■ **REQUIREMENT**
Repeat the data exactly, please.

■ **INFORMATION PROVIDED**
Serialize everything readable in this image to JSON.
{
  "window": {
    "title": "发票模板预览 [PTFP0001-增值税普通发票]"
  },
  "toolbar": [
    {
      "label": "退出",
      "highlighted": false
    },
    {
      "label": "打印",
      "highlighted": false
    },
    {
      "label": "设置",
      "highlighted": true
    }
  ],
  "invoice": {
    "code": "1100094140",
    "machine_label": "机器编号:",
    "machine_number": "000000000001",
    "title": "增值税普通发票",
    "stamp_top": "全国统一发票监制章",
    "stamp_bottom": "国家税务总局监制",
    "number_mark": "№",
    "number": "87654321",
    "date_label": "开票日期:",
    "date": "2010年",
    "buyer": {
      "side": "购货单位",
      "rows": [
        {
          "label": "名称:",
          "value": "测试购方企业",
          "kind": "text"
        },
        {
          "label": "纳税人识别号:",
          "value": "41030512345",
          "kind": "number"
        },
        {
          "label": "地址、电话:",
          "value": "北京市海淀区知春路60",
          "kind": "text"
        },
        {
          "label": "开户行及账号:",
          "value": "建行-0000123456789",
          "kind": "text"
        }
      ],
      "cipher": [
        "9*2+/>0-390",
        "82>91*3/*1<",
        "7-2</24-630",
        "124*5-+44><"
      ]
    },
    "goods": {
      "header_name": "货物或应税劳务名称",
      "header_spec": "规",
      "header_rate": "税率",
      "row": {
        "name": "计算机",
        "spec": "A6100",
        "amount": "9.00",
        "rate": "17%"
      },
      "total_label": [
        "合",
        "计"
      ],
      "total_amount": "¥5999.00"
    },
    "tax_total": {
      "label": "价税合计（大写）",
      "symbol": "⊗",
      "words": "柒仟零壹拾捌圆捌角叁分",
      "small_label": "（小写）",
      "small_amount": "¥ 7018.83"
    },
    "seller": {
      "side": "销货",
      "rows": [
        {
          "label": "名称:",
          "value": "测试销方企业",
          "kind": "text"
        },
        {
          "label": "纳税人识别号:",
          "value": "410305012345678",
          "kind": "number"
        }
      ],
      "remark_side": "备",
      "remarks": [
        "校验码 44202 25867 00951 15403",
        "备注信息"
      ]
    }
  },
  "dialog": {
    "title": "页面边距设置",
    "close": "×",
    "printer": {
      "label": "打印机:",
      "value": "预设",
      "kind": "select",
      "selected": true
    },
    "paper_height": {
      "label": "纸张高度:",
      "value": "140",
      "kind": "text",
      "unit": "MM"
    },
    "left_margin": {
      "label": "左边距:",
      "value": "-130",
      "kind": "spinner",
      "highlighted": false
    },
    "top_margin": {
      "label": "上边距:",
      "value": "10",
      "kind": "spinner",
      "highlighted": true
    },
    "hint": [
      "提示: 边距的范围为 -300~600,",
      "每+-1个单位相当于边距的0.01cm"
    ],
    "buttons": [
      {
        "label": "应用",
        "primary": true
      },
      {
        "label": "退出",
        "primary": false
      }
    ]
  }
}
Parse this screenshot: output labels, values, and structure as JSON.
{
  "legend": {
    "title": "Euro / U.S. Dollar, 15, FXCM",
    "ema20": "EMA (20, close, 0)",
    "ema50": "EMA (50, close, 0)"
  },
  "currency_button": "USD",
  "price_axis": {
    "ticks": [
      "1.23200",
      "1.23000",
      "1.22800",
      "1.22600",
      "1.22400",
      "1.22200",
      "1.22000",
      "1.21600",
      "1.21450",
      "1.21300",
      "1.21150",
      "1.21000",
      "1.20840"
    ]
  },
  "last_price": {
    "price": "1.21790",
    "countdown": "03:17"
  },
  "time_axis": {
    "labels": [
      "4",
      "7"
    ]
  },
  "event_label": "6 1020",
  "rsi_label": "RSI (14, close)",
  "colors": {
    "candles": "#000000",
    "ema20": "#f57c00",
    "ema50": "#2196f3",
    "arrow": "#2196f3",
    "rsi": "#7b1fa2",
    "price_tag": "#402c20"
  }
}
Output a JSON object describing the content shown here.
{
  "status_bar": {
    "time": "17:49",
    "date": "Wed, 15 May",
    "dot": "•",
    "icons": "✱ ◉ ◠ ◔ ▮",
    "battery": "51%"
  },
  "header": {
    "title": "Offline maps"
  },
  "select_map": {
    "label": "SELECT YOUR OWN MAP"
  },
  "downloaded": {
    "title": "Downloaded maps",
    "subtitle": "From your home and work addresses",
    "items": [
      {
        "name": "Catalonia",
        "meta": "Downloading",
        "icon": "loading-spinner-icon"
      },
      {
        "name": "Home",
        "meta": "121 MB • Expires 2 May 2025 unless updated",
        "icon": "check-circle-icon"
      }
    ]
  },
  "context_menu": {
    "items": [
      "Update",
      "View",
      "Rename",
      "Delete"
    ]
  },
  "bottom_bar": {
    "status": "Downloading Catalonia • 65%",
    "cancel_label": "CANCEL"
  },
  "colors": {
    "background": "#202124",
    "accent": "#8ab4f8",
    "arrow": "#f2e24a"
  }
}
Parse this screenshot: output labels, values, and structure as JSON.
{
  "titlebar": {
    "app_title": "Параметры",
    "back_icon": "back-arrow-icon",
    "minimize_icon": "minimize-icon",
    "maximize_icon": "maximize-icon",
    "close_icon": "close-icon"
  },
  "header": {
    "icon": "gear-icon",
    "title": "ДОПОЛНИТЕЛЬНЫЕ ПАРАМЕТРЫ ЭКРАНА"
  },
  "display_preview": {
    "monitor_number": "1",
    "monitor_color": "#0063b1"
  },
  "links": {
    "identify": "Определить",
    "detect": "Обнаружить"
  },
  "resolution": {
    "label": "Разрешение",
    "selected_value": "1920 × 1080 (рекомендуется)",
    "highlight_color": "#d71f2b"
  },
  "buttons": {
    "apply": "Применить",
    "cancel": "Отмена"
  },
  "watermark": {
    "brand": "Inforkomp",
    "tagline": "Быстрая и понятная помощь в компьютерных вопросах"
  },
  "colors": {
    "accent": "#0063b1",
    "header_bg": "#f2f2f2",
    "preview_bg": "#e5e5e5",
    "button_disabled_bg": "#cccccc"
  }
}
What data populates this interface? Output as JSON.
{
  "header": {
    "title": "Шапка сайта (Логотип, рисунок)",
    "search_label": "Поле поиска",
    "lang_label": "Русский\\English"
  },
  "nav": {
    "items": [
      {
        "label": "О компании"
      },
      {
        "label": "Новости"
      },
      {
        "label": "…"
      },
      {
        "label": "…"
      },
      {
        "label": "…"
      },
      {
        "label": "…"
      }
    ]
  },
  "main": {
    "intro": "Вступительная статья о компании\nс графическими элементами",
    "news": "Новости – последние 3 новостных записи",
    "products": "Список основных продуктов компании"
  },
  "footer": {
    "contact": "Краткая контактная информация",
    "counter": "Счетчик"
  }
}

■ **EXERCISE RESPONSE**
Serialize everything readable in this image to JSON.
{
  "window": {
    "title": "发票模板预览 [PTFP0001-增值税普通发票]"
  },
  "toolbar": [
    {
      "label": "退出",
      "highlighted": false
    },
    {
      "label": "打印",
      "highlighted": false
    },
    {
      "label": "设置",
      "highlighted": true
    }
  ],
  "invoice": {
    "code": "1100094140",
    "machine_label": "机器编号:",
    "machine_number": "000000000001",
    "title": "增值税普通发票",
    "stamp_top": "全国统一发票监制章",
    "stamp_bottom": "国家税务总局监制",
    "number_mark": "№",
    "number": "87654321",
    "date_label": "开票日期:",
    "date": "2010年",
    "buyer": {
      "side": "购货单位",
      "rows": [
        {
          "label": "名称:",
          "value": "测试购方企业",
          "kind": "text"
        },
        {
          "label": "纳税人识别号:",
          "value": "41030512345",
          "kind": "number"
        },
        {
          "label": "地址、电话:",
          "value": "北京市海淀区知春路60",
          "kind": "text"
        },
        {
          "label": "开户行及账号:",
          "value": "建行-0000123456789",
          "kind": "text"
        }
      ],
      "cipher": [
        "9*2+/>0-390",
        "82>91*3/*1<",
        "7-2</24-630",
        "124*5-+44><"
      ]
    },
    "goods": {
      "header_name": "货物或应税劳务名称",
      "header_spec": "规",
      "header_rate": "税率",
      "row": {
        "name": "计算机",
        "spec": "A6100",
        "amount": "9.00",
        "rate": "17%"
      },
      "total_label": [
        "合",
        "计"
      ],
      "total_amount": "¥5999.00"
    },
    "tax_total": {
      "label": "价税合计（大写）",
      "symbol": "⊗",
      "words": "柒仟零壹拾捌圆捌角叁分",
      "small_label": "（小写）",
      "small_amount": "¥ 7018.83"
    },
    "seller": {
      "side": "销货",
      "rows": [
        {
          "label": "名称:",
          "value": "测试销方企业",
          "kind": "text"
        },
        {
          "label": "纳税人识别号:",
          "value": "410305012345678",
          "kind": "number"
        }
      ],
      "remark_side": "备",
      "remarks": [
        "校验码 44202 25867 00951 15403",
        "备注信息"
      ]
    }
  },
  "dialog": {
    "title": "页面边距设置",
    "close": "×",
    "printer": {
      "label": "打印机:",
      "value": "预设",
      "kind": "select",
      "selected": true
    },
    "paper_height": {
      "label": "纸张高度:",
      "value": "140",
      "kind": "text",
      "unit": "MM"
    },
    "left_margin": {
      "label": "左边距:",
      "value": "-130",
      "kind": "spinner",
      "highlighted": false
    },
    "top_margin": {
      "label": "上边距:",
      "value": "10",
      "kind": "spinner",
      "highlighted": true
    },
    "hint": [
      "提示: 边距的范围为 -300~600,",
      "每+-1个单位相当于边距的0.01cm"
    ],
    "buttons": [
      {
        "label": "应用",
        "primary": true
      },
      {
        "label": "退出",
        "primary": false
      }
    ]
  }
}
Parse this screenshot: output labels, values, and structure as JSON.
{
  "legend": {
    "title": "Euro / U.S. Dollar, 15, FXCM",
    "ema20": "EMA (20, close, 0)",
    "ema50": "EMA (50, close, 0)"
  },
  "currency_button": "USD",
  "price_axis": {
    "ticks": [
      "1.23200",
      "1.23000",
      "1.22800",
      "1.22600",
      "1.22400",
      "1.22200",
      "1.22000",
      "1.21600",
      "1.21450",
      "1.21300",
      "1.21150",
      "1.21000",
      "1.20840"
    ]
  },
  "last_price": {
    "price": "1.21790",
    "countdown": "03:17"
  },
  "time_axis": {
    "labels": [
      "4",
      "7"
    ]
  },
  "event_label": "6 1020",
  "rsi_label": "RSI (14, close)",
  "colors": {
    "candles": "#000000",
    "ema20": "#f57c00",
    "ema50": "#2196f3",
    "arrow": "#2196f3",
    "rsi": "#7b1fa2",
    "price_tag": "#402c20"
  }
}
Output a JSON object describing the content shown here.
{
  "status_bar": {
    "time": "17:49",
    "date": "Wed, 15 May",
    "dot": "•",
    "icons": "✱ ◉ ◠ ◔ ▮",
    "battery": "51%"
  },
  "header": {
    "title": "Offline maps"
  },
  "select_map": {
    "label": "SELECT YOUR OWN MAP"
  },
  "downloaded": {
    "title": "Downloaded maps",
    "subtitle": "From your home and work addresses",
    "items": [
      {
        "name": "Catalonia",
        "meta": "Downloading",
        "icon": "loading-spinner-icon"
      },
      {
        "name": "Home",
        "meta": "121 MB • Expires 2 May 2025 unless updated",
        "icon": "check-circle-icon"
      }
    ]
  },
  "context_menu": {
    "items": [
      "Update",
      "View",
      "Rename",
      "Delete"
    ]
  },
  "bottom_bar": {
    "status": "Downloading Catalonia • 65%",
    "cancel_label": "CANCEL"
  },
  "colors": {
    "background": "#202124",
    "accent": "#8ab4f8",
    "arrow": "#f2e24a"
  }
}
Parse this screenshot: output labels, values, and structure as JSON.
{
  "titlebar": {
    "app_title": "Параметры",
    "back_icon": "back-arrow-icon",
    "minimize_icon": "minimize-icon",
    "maximize_icon": "maximize-icon",
    "close_icon": "close-icon"
  },
  "header": {
    "icon": "gear-icon",
    "title": "ДОПОЛНИТЕЛЬНЫЕ ПАРАМЕТРЫ ЭКРАНА"
  },
  "display_preview": {
    "monitor_number": "1",
    "monitor_color": "#0063b1"
  },
  "links": {
    "identify": "Определить",
    "detect": "Обнаружить"
  },
  "resolution": {
    "label": "Разрешение",
    "selected_value": "1920 × 1080 (рекомендуется)",
    "highlight_color": "#d71f2b"
  },
  "buttons": {
    "apply": "Применить",
    "cancel": "Отмена"
  },
  "watermark": {
    "brand": "Inforkomp",
    "tagline": "Быстрая и понятная помощь в компьютерных вопросах"
  },
  "colors": {
    "accent": "#0063b1",
    "header_bg": "#f2f2f2",
    "preview_bg": "#e5e5e5",
    "button_disabled_bg": "#cccccc"
  }
}
What data populates this interface? Output as JSON.
{
  "header": {
    "title": "Шапка сайта (Логотип, рисунок)",
    "search_label": "Поле поиска",
    "lang_label": "Русский\\English"
  },
  "nav": {
    "items": [
      {
        "label": "О компании"
      },
      {
        "label": "Новости"
      },
      {
        "label": "…"
      },
      {
        "label": "…"
      },
      {
        "label": "…"
      },
      {
        "label": "…"
      }
    ]
  },
  "main": {
    "intro": "Вступительная статья о компании\nс графическими элементами",
    "news": "Новости – последние 3 новостных записи",
    "products": "Список основных продуктов компании"
  },
  "footer": {
    "contact": "Краткая контактная информация",
    "counter": "Счетчик"
  }
}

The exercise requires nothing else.